Why Rural Matters 2009: An Interview with Co-Author and Researcher Jerry Johnson

Last Updated: December 08, 2009

This article appeared in the November 2009 Rural Policy Matters.
RPM: You’ve been lead research on the last three editions of Why Rural Matters, what stands out to you in this year’s findings?
Jerry Johnson: Regardless of what it is — whether it’s funding for schools or school and district size, or teacher quality — the students who need the most get the least and vice versa. The Concentrated Poverty gauge, which is new this year, really makes clear that the worse off you are the more harmed you are by state policy. It’s further support for what we’ve consistently seen: state education policies tend to make things worse not better and contribute to widening achievement gaps and pushing children further and further behind.
The concentrated poverty gauge also really demonstrates how extreme the variations are among states with regard to challenges faced by rural schools. I think a lot of policymakers and the general public don’t realize how desperate the situation is for the poorest districts, and how severely harmed these students and districts are by bad policy that does not take their circumstances into account.
RPM: Why is it important to continue to do this kind of research?

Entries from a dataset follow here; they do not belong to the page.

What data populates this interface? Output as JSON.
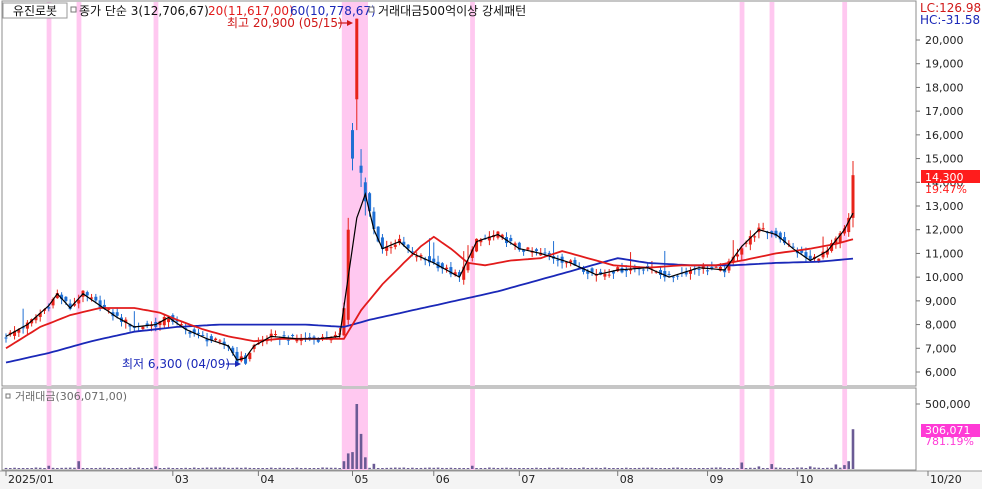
{
  "header": {
    "stock_name": "유진로봇",
    "legend_ma3": "종가 단순 3(12,706,67)",
    "legend_ma20": "20(11,617,00)",
    "legend_ma60": "60(10,778,67)",
    "legend_pattern": "거래대금500억이상 강세패턴"
  },
  "right_info": {
    "lc": "LC:126.98",
    "hc": "HC:-31.58"
  },
  "annotations": {
    "high": "최고 20,900 (05/15)",
    "low": "최저 6,300 (04/09)"
  },
  "current": {
    "price_tag": "14,300",
    "price_pct": "19.47%",
    "vol_tag": "306,071",
    "vol_pct": "781.19%"
  },
  "volume_panel": {
    "title": "거래대금(306,071,00)",
    "axis_label": "500,000"
  },
  "price_axis_labels": [
    "20,000",
    "19,000",
    "18,000",
    "17,000",
    "16,000",
    "15,000",
    "14,000",
    "13,000",
    "12,000",
    "11,000",
    "10,000",
    "9,000",
    "8,000",
    "7,000",
    "6,000"
  ],
  "x_axis_labels": [
    {
      "label": "2025/01",
      "day": 0
    },
    {
      "label": "03",
      "day": 39
    },
    {
      "label": "04",
      "day": 59
    },
    {
      "label": "05",
      "day": 81
    },
    {
      "label": "06",
      "day": 100
    },
    {
      "label": "07",
      "day": 120
    },
    {
      "label": "08",
      "day": 143
    },
    {
      "label": "09",
      "day": 164
    },
    {
      "label": "10",
      "day": 185
    },
    {
      "label": "10/20",
      "day": 210
    }
  ],
  "colors": {
    "up": "#e8231a",
    "down": "#1f6fd4",
    "ma3": "#000000",
    "ma20": "#e21b1b",
    "ma60": "#1a28b8",
    "highlight": "#ffc8f0",
    "tag_red": "#ff1c1c",
    "tag_pink": "#ff3ad6"
  },
  "chart_data": {
    "type": "candlestick",
    "y_range": [
      5400,
      21100
    ],
    "highlight_days": [
      10,
      17,
      35,
      79,
      80,
      81,
      82,
      83,
      84,
      109,
      172,
      179,
      196
    ],
    "series": [
      {
        "name": "3",
        "anchors": [
          [
            0,
            7500
          ],
          [
            5,
            8000
          ],
          [
            10,
            8800
          ],
          [
            12,
            9300
          ],
          [
            15,
            8700
          ],
          [
            18,
            9300
          ],
          [
            22,
            8800
          ],
          [
            26,
            8300
          ],
          [
            30,
            7900
          ],
          [
            35,
            8000
          ],
          [
            38,
            8300
          ],
          [
            42,
            7800
          ],
          [
            47,
            7400
          ],
          [
            52,
            7100
          ],
          [
            54,
            6500
          ],
          [
            56,
            6600
          ],
          [
            58,
            7100
          ],
          [
            62,
            7500
          ],
          [
            68,
            7400
          ],
          [
            73,
            7400
          ],
          [
            78,
            7500
          ],
          [
            80,
            10000
          ],
          [
            82,
            12500
          ],
          [
            84,
            13500
          ],
          [
            86,
            12000
          ],
          [
            88,
            11200
          ],
          [
            92,
            11500
          ],
          [
            95,
            11000
          ],
          [
            100,
            10600
          ],
          [
            106,
            10000
          ],
          [
            110,
            11500
          ],
          [
            115,
            11800
          ],
          [
            120,
            11200
          ],
          [
            125,
            11000
          ],
          [
            132,
            10600
          ],
          [
            138,
            10100
          ],
          [
            143,
            10300
          ],
          [
            150,
            10400
          ],
          [
            155,
            10000
          ],
          [
            162,
            10400
          ],
          [
            168,
            10300
          ],
          [
            172,
            11300
          ],
          [
            176,
            12000
          ],
          [
            180,
            11800
          ],
          [
            184,
            11200
          ],
          [
            188,
            10700
          ],
          [
            192,
            11100
          ],
          [
            196,
            12000
          ],
          [
            198,
            12700
          ]
        ]
      },
      {
        "name": "20",
        "anchors": [
          [
            0,
            7000
          ],
          [
            8,
            7900
          ],
          [
            15,
            8400
          ],
          [
            22,
            8700
          ],
          [
            30,
            8700
          ],
          [
            36,
            8500
          ],
          [
            40,
            8200
          ],
          [
            46,
            7800
          ],
          [
            52,
            7500
          ],
          [
            58,
            7300
          ],
          [
            64,
            7400
          ],
          [
            70,
            7400
          ],
          [
            76,
            7400
          ],
          [
            79,
            7400
          ],
          [
            83,
            8600
          ],
          [
            88,
            9700
          ],
          [
            93,
            10600
          ],
          [
            97,
            11300
          ],
          [
            100,
            11700
          ],
          [
            104,
            11200
          ],
          [
            108,
            10600
          ],
          [
            112,
            10500
          ],
          [
            118,
            10700
          ],
          [
            125,
            10800
          ],
          [
            130,
            11100
          ],
          [
            136,
            10800
          ],
          [
            142,
            10500
          ],
          [
            150,
            10400
          ],
          [
            158,
            10500
          ],
          [
            166,
            10500
          ],
          [
            172,
            10700
          ],
          [
            180,
            11000
          ],
          [
            188,
            11200
          ],
          [
            194,
            11400
          ],
          [
            198,
            11600
          ]
        ]
      },
      {
        "name": "60",
        "anchors": [
          [
            0,
            6400
          ],
          [
            10,
            6800
          ],
          [
            20,
            7300
          ],
          [
            30,
            7700
          ],
          [
            40,
            7900
          ],
          [
            50,
            8000
          ],
          [
            60,
            8000
          ],
          [
            70,
            8000
          ],
          [
            79,
            7900
          ],
          [
            85,
            8200
          ],
          [
            95,
            8600
          ],
          [
            105,
            9000
          ],
          [
            115,
            9400
          ],
          [
            125,
            9900
          ],
          [
            135,
            10400
          ],
          [
            143,
            10800
          ],
          [
            150,
            10600
          ],
          [
            160,
            10500
          ],
          [
            170,
            10500
          ],
          [
            180,
            10600
          ],
          [
            190,
            10650
          ],
          [
            198,
            10780
          ]
        ]
      }
    ],
    "candles_generated_from_series_3": true,
    "candle_overrides": [
      {
        "day": 80,
        "o": 8200,
        "c": 12000,
        "h": 12500,
        "l": 8000
      },
      {
        "day": 81,
        "o": 16200,
        "c": 15000,
        "h": 16500,
        "l": 14500
      },
      {
        "day": 82,
        "o": 17500,
        "c": 20900,
        "h": 20900,
        "l": 16200
      },
      {
        "day": 83,
        "o": 14700,
        "c": 14400,
        "h": 15400,
        "l": 13800
      },
      {
        "day": 84,
        "o": 14000,
        "c": 13200,
        "h": 14200,
        "l": 12600
      },
      {
        "day": 56,
        "o": 6700,
        "c": 6350,
        "h": 6800,
        "l": 6300
      },
      {
        "day": 198,
        "o": 12500,
        "c": 14300,
        "h": 14900,
        "l": 12100
      },
      {
        "day": 197,
        "o": 11900,
        "c": 12500,
        "h": 12700,
        "l": 11700
      }
    ],
    "volume": {
      "max": 500000,
      "base": 2500,
      "spikes": [
        [
          10,
          25000
        ],
        [
          17,
          60000
        ],
        [
          35,
          20000
        ],
        [
          79,
          60000
        ],
        [
          80,
          120000
        ],
        [
          81,
          130000
        ],
        [
          82,
          500000
        ],
        [
          83,
          270000
        ],
        [
          84,
          90000
        ],
        [
          86,
          40000
        ],
        [
          109,
          25000
        ],
        [
          172,
          50000
        ],
        [
          176,
          20000
        ],
        [
          179,
          38000
        ],
        [
          188,
          20000
        ],
        [
          194,
          35000
        ],
        [
          196,
          30000
        ],
        [
          197,
          60000
        ],
        [
          198,
          306071
        ]
      ]
    }
  }
}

Jerry Johnson: It’s a prevalent misconception that rural places represent the nation’s past and harbor little relevance for the future. That’s not our view, obviously. Rather, it’s our perspective that the well-being of rural communities is crucial to the future of the nation and that the importance of rural places and rural people will grow in a “greener,” more sustainable world.
(Note: Johnson suggests these reading resources on the importance of rural: Stauber, 2001; Kunstler, 2005; Orr, 1995; Rees, 1997 — full references at the end of this article.)

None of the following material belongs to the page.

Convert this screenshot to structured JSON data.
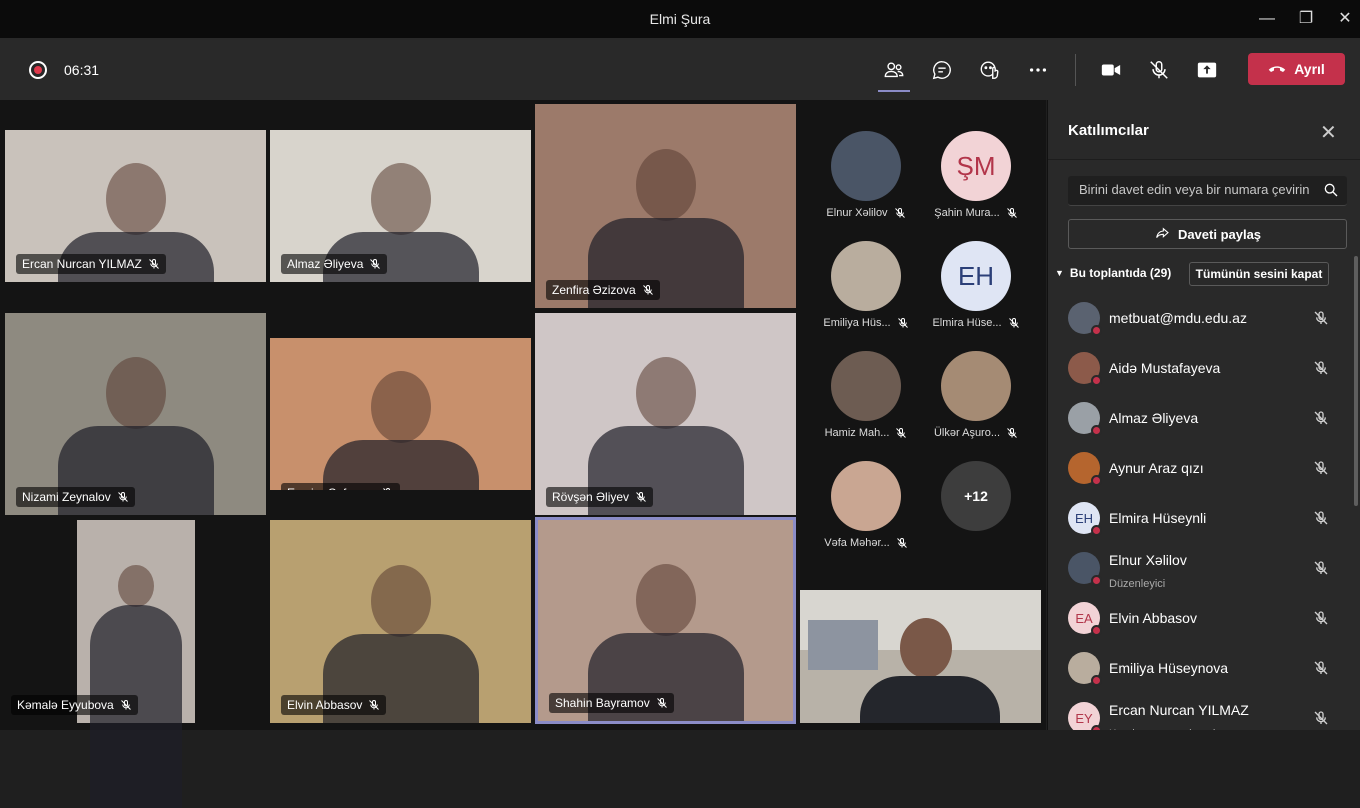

Understanding and describing the contexts and circumstances in which schooling occurs for the nation’s 10 million rural students is important for two major reasons. First, it is an assertion that rural does indeed matter and will grow even more important in the future. Secondly, information about the contexts and circumstances for rural schools can — and should — inform the work of policymakers and practitioners who are positioned to either make things better or worse for these students and their schools and communities, and — if one accepts the argument about the salience of rural well-being — for the nation as a whole.
It’s also important to help people understand that on the whole rural schools in the United States don’t look like the stereotypical white prosperous Midwestern farm family.
On a much more practical level, the report — not just what we do but how we present it — is the only resource of its kind in offering rural-specific facts, figures, and analyses in a user-friendly format.
RPM: What’s interesting to you about doing this kind of research?
Jerry Johnson: The diversity and complexity of rural America continues to hold my attention. The lack of knowledge about that diversity — or perhaps it’s a lack of appreciation for that diversity among the population in general and policymakers and practitioners in particular — continually surprises me, but it also points to the importance of the work.
Related to that diversity and complexity, it’s interesting to me to see what emerges from the data when we make even slight adjustments to the lenses through which we consider variables describing rural schools and communities — something we do deliberately and for that specific purpose.
RPM: Would you describe a little more about why the indicators and gauges change somewhat in each edition of WRM?
Jerry Johnson: We deliberately alter the statistical indicators we use and the gauges we construct in order to call attention to the variability and complexity of rural education. Our intent in these reports is not — as it is in many state-by-state analyses — to compare states in terms of their differing rates of progress toward an arbitrary goal. Rather, our intent is first to provide information and analyses that highlight the priority policy needs of rural public schools and the communities they serve, and secondly to describe the complexity of rural contexts in ways that can help policymakers better understand the challenges faced by their constituencies and to formulate policies that are responsive to those challenges.
RPM: Are there other ways you hope this research will be used?
Jerry Johnson: I hope it will inform policymaking with regard to the Title I formula. Because of number weighting, a sizable portion of Title I funding is being shifted from high poverty smaller districts to larger districts including districts with lower poverty rates. I think more and more people are learning about this inherent unfairness, and most that do understand on an intellectual level that a formula that takes money from poorer smaller districts and gives it to larger districts is unfair. What I don’t think as many people realize is how desperate the situation is for poor rural districts and how severely the formula harms them and the children they serve. I hope WRM helps people understand how serious issues like this are.
  • Kunstler, J. (2005). The long emergency: Surviving the end of oil, climate change, and other converging catastrophes of the twenty-first century. New York: Grove Press.
  • Orr, D. (1995). Earth in mind: On education, environment, and the human prospect. Washington, DC: Island Press.
  • Rees, W. (1997). Ecological footprints and the imperative of rural sustainability. In I. Audirac (Ed.), Rural sustainable development in America (pp. 41-78). Hoboken, NJ.
  • Stauber, K. (2001). Why invest in rural America and how? A critical public policy question for the 21st century. Kansas City, MO: Center for the Study of Rural America, Federal Reserve Bank of Kansas City.
Read more from the November 2009 Rural Policy Matters.